Prove It | Kate Willette

Posted by Reeve Staff in Research News on March 02, 2018 # Research

I admit it. I was a big fan of Downton Abbey, the British mini-series that came out in 2010 and played for the next six years. One of the characters in that show was a personal butler named John Bates – a stoic, determined man who struggled with a limp that was obviously painful. Early on in the series, we found out that he’d been forcing himself to wear a cruel-looking metal brace that he’d been promised would repair the leg he nearly lost in the Great War. Instead, it was causing agony.

The writers set that scene in the year 1913, back when there was nothing to stop anyone with a flair for invention from selling “cures” in Great Britain or in the USA. The situation in the USA only started to change in 1937, when a company called Massengill put a strep throat medicine on the market that contained antifreeze. It killed more than a hundred people before the small, ineffective agency called the Food and Drug Administration (FDA) was able to locate and destroy every last bottle that was sitting on the shelves of drugstores.

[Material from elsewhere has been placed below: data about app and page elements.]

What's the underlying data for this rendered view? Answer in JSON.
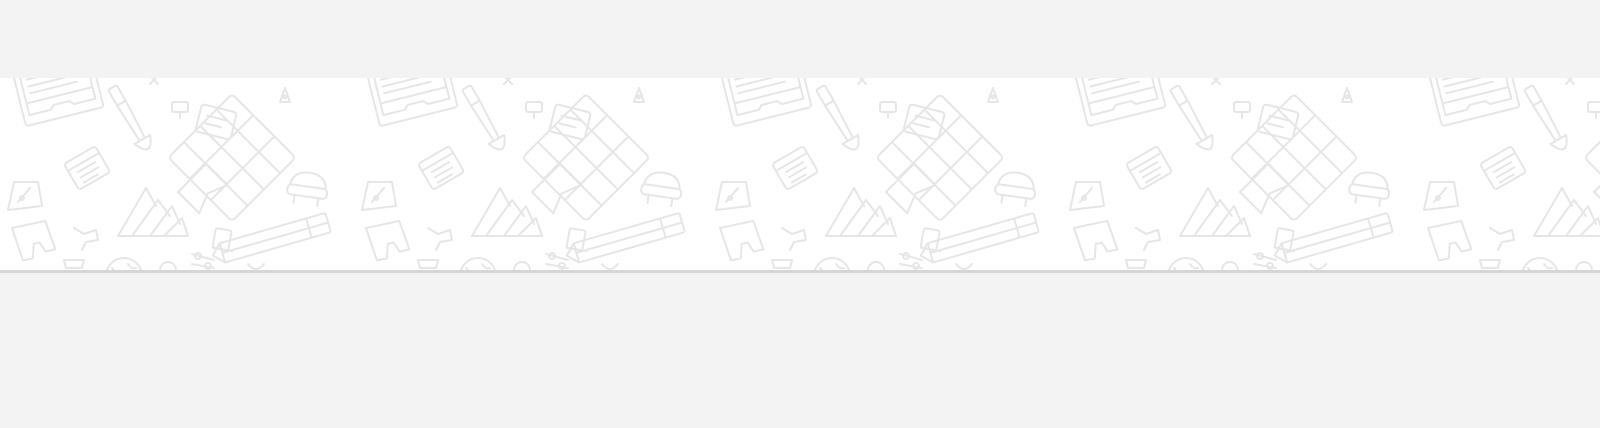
{
  "page": {
    "background_color": "#f3f3f3",
    "banner_background_color": "#ffffff",
    "doodle_color": "#e6e6e6",
    "divider_color": "#d6d6d6"
  },
  "banner": {
    "pattern_icons": [
      "document-icon",
      "paintbrush-icon",
      "piano-keys-icon",
      "pen-nib-icon",
      "calendar-icon",
      "pencil-icon",
      "bookmark-icon",
      "globe-icon",
      "watch-icon",
      "tshirt-icon",
      "stool-icon",
      "sticky-note-icon",
      "mountains-icon",
      "sliders-icon"
    ]
  }
}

Massengill paid no price for that catastrophe because there were no laws on the books to regulate what medicine and device companies could and couldn’t sell. The attempt to remedy that problem over the last eighty years is how we got the 2018 version of the FDA, a vast federal agency that employs more than 13,000 people. Its stated mission, in part, is:

“… protecting the public health by assuring the safety, efficacy and security of … drugs, biological products, medical devices …”

Let’s unpack that a little bit. Suppose you run the FDA and you’ve agreed to be responsible for assuring that new medical devices are both safe and effective. Suppose also that someone came to you with what could turn out to be a 2018 version of Mr. Bates’ nasty leg brace and told you that it ought to be on the market. Your job is to make sure that what they’re selling is going to do the customers some good. That’s what“safety, efficacy, and security” means.

Turns out, though, that it’s very tricky to define exactly what we mean by “some good.” In terms of a device marketed to our community – people living with spinal cord injury -- does “some good” mean walking? Does it mean improved breathing? Improved by how much? Does it mean completely restored sexual function? How about just being able to stand unassisted, even if you can’t take steps?

And that brings us back to The Big Idea, because these are the kinds of questions that CDRF has been working with the FDA to answer. What would constitute sufficient proof for the FDA to put its stamp of approval on the epidural stimulator for use in spinal cord injury? We’re in an odd situation with respect to this device, because it’s already on the market, fully insured, for use in pain-management. Today, right now, people with certain kinds of chronic back pain can have it implanted. It’s safe, or at least the FDA has already determined that it’s safe enough.

Safety, though, is only half the equation. The goal for us is that epidural stimulation be shown to be effective enough to justify the cost. We have to prove that it lowers the cost of care – that injured people who have these implants are less expensive to care for than injured people who don’t have them. We have to show that it saves more money than it costs, or it will never be adequately reimbursed by CMS, Medicare, Medicaid and private payers.

The Big Idea is a project that was built to make that case.

It began when Dr. Harkema – whose work with Rob Summers showed what was possible – and Reeve representatives met with a panel of FDA experts. At that meeting Dr. Harkema presented some of her epidural stimulation data, discussed her proposed study design and engaged in a highly informative dialogue with panel members.Throughout the last many months, CDRF has been facilitating a team made up of basic scientists, physicians, physical therapists, quality of life experts, FDA regulators, and health economics experts. Together they’ve worked out a careful, comprehensive protocol for The Big Idea.

The idea was that if the FDA regulators gave input during the design phase, the exact outcomes they’d need at the end would be built into the process. Making the right choices up front would save time in the long run, in the same way that mapping out a route is more efficient than randomly heading in the general direction you want to go.

So, where are we now? What is the design of the study? How far along is the project, and what do we expect will happen next? That’s the subject for next time.

Stay tuned.